<<<<

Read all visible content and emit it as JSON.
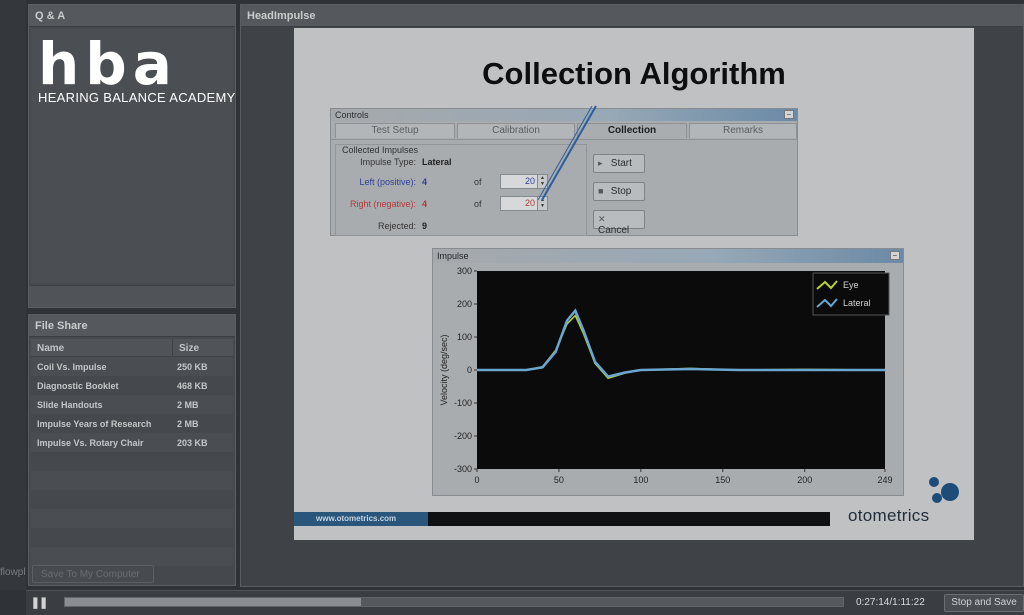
{
  "qa": {
    "title": "Q & A"
  },
  "logo": {
    "word": "hba",
    "subtitle": "HEARING BALANCE ACADEMY"
  },
  "file_share": {
    "title": "File Share",
    "columns": [
      "Name",
      "Size"
    ],
    "rows": [
      {
        "name": "Coil Vs. Impulse",
        "size": "250 KB"
      },
      {
        "name": "Diagnostic Booklet",
        "size": "468 KB"
      },
      {
        "name": "Slide Handouts",
        "size": "2 MB"
      },
      {
        "name": "Impulse Years of Research",
        "size": "2 MB"
      },
      {
        "name": "Impulse Vs. Rotary Chair",
        "size": "203 KB"
      }
    ],
    "save_label": "Save To My Computer",
    "flow_text": "flowpl"
  },
  "main": {
    "title": "HeadImpulse",
    "slide_title": "Collection Algorithm",
    "controls": {
      "title": "Controls",
      "tabs": [
        "Test Setup",
        "Calibration",
        "Collection",
        "Remarks"
      ],
      "active_tab": "Collection",
      "group_label": "Collected Impulses",
      "impulse_type_label": "Impulse Type:",
      "impulse_type_value": "Lateral",
      "left_label": "Left (positive):",
      "left_value": "4",
      "of_label": "of",
      "left_total": "20",
      "right_label": "Right (negative):",
      "right_value": "4",
      "right_total": "20",
      "rejected_label": "Rejected:",
      "rejected_value": "9",
      "start_label": "Start",
      "stop_label": "Stop",
      "cancel_label": "Cancel",
      "colors": {
        "left": "#2c3f9a",
        "right": "#b33a3a"
      }
    },
    "impulse": {
      "title": "Impulse",
      "legend_eye": "Eye",
      "legend_lateral": "Lateral"
    },
    "website": "www.otometrics.com",
    "brand": "otometrics"
  },
  "chart_data": {
    "type": "line",
    "title": "Impulse",
    "xlabel": "",
    "ylabel": "Velocity (deg/sec)",
    "xlim": [
      0,
      249
    ],
    "ylim": [
      -300,
      300
    ],
    "x_ticks": [
      0,
      50,
      100,
      150,
      200,
      249
    ],
    "y_ticks": [
      300,
      200,
      100,
      0,
      -100,
      -200,
      -300
    ],
    "legend": "top-right",
    "series": [
      {
        "name": "Eye",
        "color": "#b8d235",
        "x": [
          0,
          30,
          40,
          48,
          55,
          60,
          65,
          72,
          80,
          90,
          100,
          130,
          160,
          200,
          249
        ],
        "y": [
          0,
          0,
          10,
          60,
          140,
          165,
          110,
          20,
          -25,
          -10,
          0,
          5,
          0,
          2,
          0
        ]
      },
      {
        "name": "Lateral",
        "color": "#6aa6cf",
        "x": [
          0,
          30,
          40,
          48,
          55,
          60,
          65,
          72,
          80,
          90,
          100,
          130,
          160,
          200,
          249
        ],
        "y": [
          0,
          0,
          8,
          55,
          150,
          180,
          120,
          25,
          -20,
          -8,
          0,
          3,
          0,
          0,
          0
        ]
      }
    ]
  },
  "player": {
    "play_icon": "pause",
    "progress": 0.38,
    "time": "0:27:14/1:11:22",
    "stop_save_label": "Stop and Save"
  }
}
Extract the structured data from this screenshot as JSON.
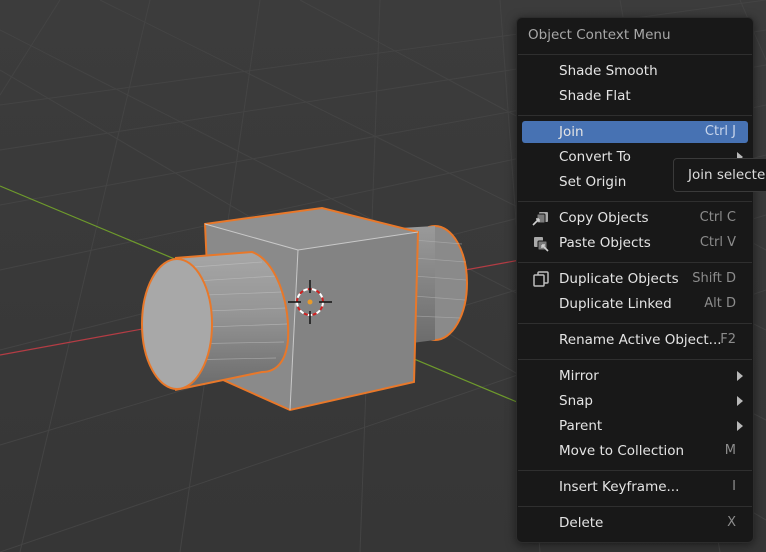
{
  "menu": {
    "title": "Object Context Menu",
    "items": [
      {
        "label": "Shade Smooth",
        "shortcut": ""
      },
      {
        "label": "Shade Flat",
        "shortcut": ""
      },
      {
        "label": "Join",
        "shortcut": "Ctrl J",
        "active": true
      },
      {
        "label": "Convert To",
        "shortcut": "",
        "submenu": true
      },
      {
        "label": "Set Origin",
        "shortcut": "",
        "submenu": true
      },
      {
        "label": "Copy Objects",
        "shortcut": "Ctrl C",
        "icon": "copy-objects-icon"
      },
      {
        "label": "Paste Objects",
        "shortcut": "Ctrl V",
        "icon": "paste-objects-icon"
      },
      {
        "label": "Duplicate Objects",
        "shortcut": "Shift D",
        "icon": "duplicate-icon"
      },
      {
        "label": "Duplicate Linked",
        "shortcut": "Alt D"
      },
      {
        "label": "Rename Active Object...",
        "shortcut": "F2"
      },
      {
        "label": "Mirror",
        "shortcut": "",
        "submenu": true
      },
      {
        "label": "Snap",
        "shortcut": "",
        "submenu": true
      },
      {
        "label": "Parent",
        "shortcut": "",
        "submenu": true
      },
      {
        "label": "Move to Collection",
        "shortcut": "M"
      },
      {
        "label": "Insert Keyframe...",
        "shortcut": "I"
      },
      {
        "label": "Delete",
        "shortcut": "X"
      }
    ]
  },
  "tooltip": {
    "text": "Join selected"
  },
  "colors": {
    "background": "#3a3a3a",
    "menu_bg": "#181818",
    "highlight": "#4772b3",
    "selection_outline": "#e8782a",
    "axis_x": "#b43c44",
    "axis_y": "#6e9a2c"
  }
}
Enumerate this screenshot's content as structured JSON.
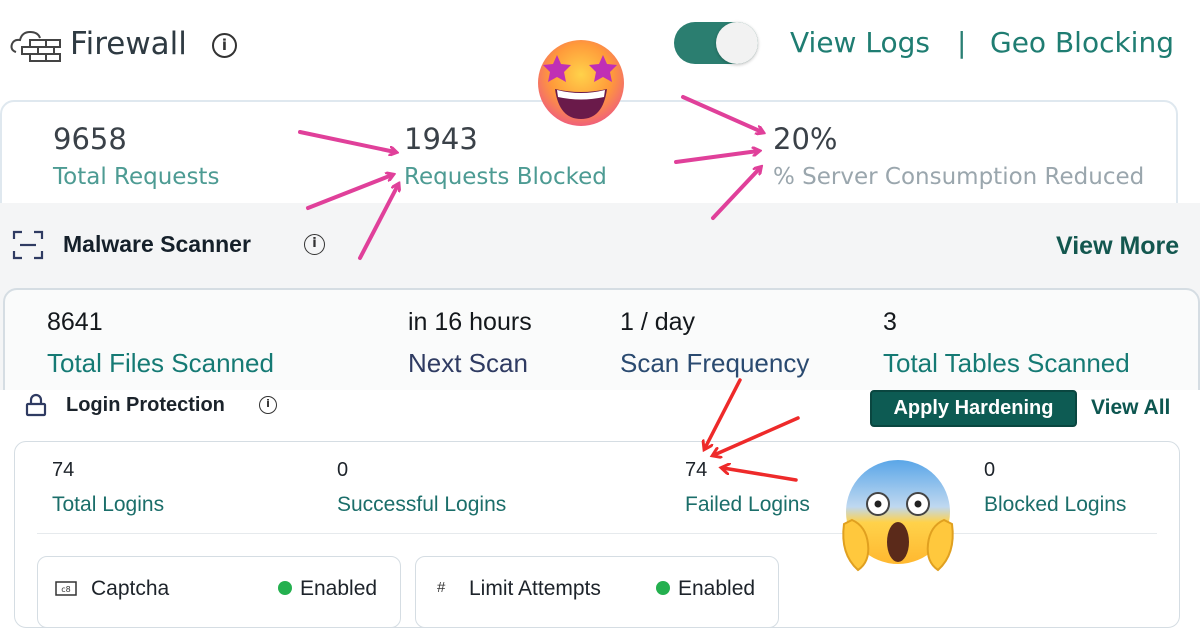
{
  "firewall": {
    "title": "Firewall",
    "toggle_on": true,
    "links": {
      "view_logs": "View Logs",
      "separator": "|",
      "geo_blocking": "Geo Blocking"
    },
    "stats": [
      {
        "value": "9658",
        "label": "Total Requests"
      },
      {
        "value": "1943",
        "label": "Requests Blocked"
      },
      {
        "value": "20%",
        "label": "% Server Consumption Reduced"
      }
    ]
  },
  "malware": {
    "title": "Malware Scanner",
    "view_more": "View More",
    "stats": [
      {
        "value": "8641",
        "label": "Total Files Scanned"
      },
      {
        "value": "in 16 hours",
        "label": "Next Scan"
      },
      {
        "value": "1 / day",
        "label": "Scan Frequency"
      },
      {
        "value": "3",
        "label": "Total Tables Scanned"
      }
    ]
  },
  "login": {
    "title": "Login Protection",
    "apply_hardening": "Apply Hardening",
    "view_all": "View All",
    "stats": [
      {
        "value": "74",
        "label": "Total Logins"
      },
      {
        "value": "0",
        "label": "Successful Logins"
      },
      {
        "value": "74",
        "label": "Failed Logins"
      },
      {
        "value": "0",
        "label": "Blocked Logins"
      }
    ],
    "features": [
      {
        "icon": "captcha-icon",
        "label": "Captcha",
        "status": "Enabled"
      },
      {
        "icon": "hash-icon",
        "glyph": "#",
        "label": "Limit Attempts",
        "status": "Enabled"
      }
    ]
  },
  "colors": {
    "accent": "#1f7d72",
    "button": "#0d5b53",
    "enabled_dot": "#24b04f",
    "arrow_pink": "#e0409a",
    "arrow_red": "#ee2a2a"
  },
  "decorations": [
    "star-struck-emoji",
    "screaming-in-fear-emoji",
    "pink-arrows",
    "red-arrows"
  ]
}
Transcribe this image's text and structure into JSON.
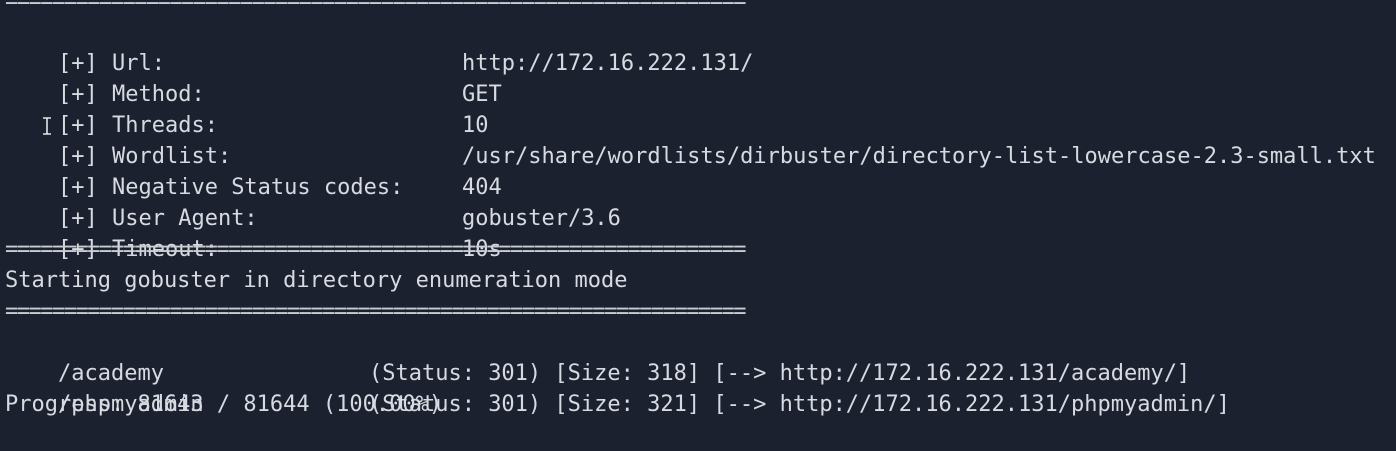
{
  "terminal": {
    "separator": "===============================================================",
    "config": [
      {
        "prefix": "[+]",
        "key": "Url:",
        "value": "http://172.16.222.131/"
      },
      {
        "prefix": "[+]",
        "key": "Method:",
        "value": "GET"
      },
      {
        "prefix": "[+]",
        "key": "Threads:",
        "value": "10"
      },
      {
        "prefix": "[+]",
        "key": "Wordlist:",
        "value": "/usr/share/wordlists/dirbuster/directory-list-lowercase-2.3-small.txt"
      },
      {
        "prefix": "[+]",
        "key": "Negative Status codes:",
        "value": "404"
      },
      {
        "prefix": "[+]",
        "key": "User Agent:",
        "value": "gobuster/3.6"
      },
      {
        "prefix": "[+]",
        "key": "Timeout:",
        "value": "10s"
      }
    ],
    "start_message": "Starting gobuster in directory enumeration mode",
    "results": [
      {
        "path": "/academy",
        "details": "(Status: 301) [Size: 318] [--> http://172.16.222.131/academy/]"
      },
      {
        "path": "/phpmyadmin",
        "details": "(Status: 301) [Size: 321] [--> http://172.16.222.131/phpmyadmin/]"
      }
    ],
    "progress": "Progress: 81643 / 81644 (100.00%)"
  }
}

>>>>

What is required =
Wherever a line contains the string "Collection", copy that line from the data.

Output for this exercise =
    "slide_title": "Collection Algorithm",
        "Collection",
      "active_tab": "Collection",
        "label": "Move to Collection",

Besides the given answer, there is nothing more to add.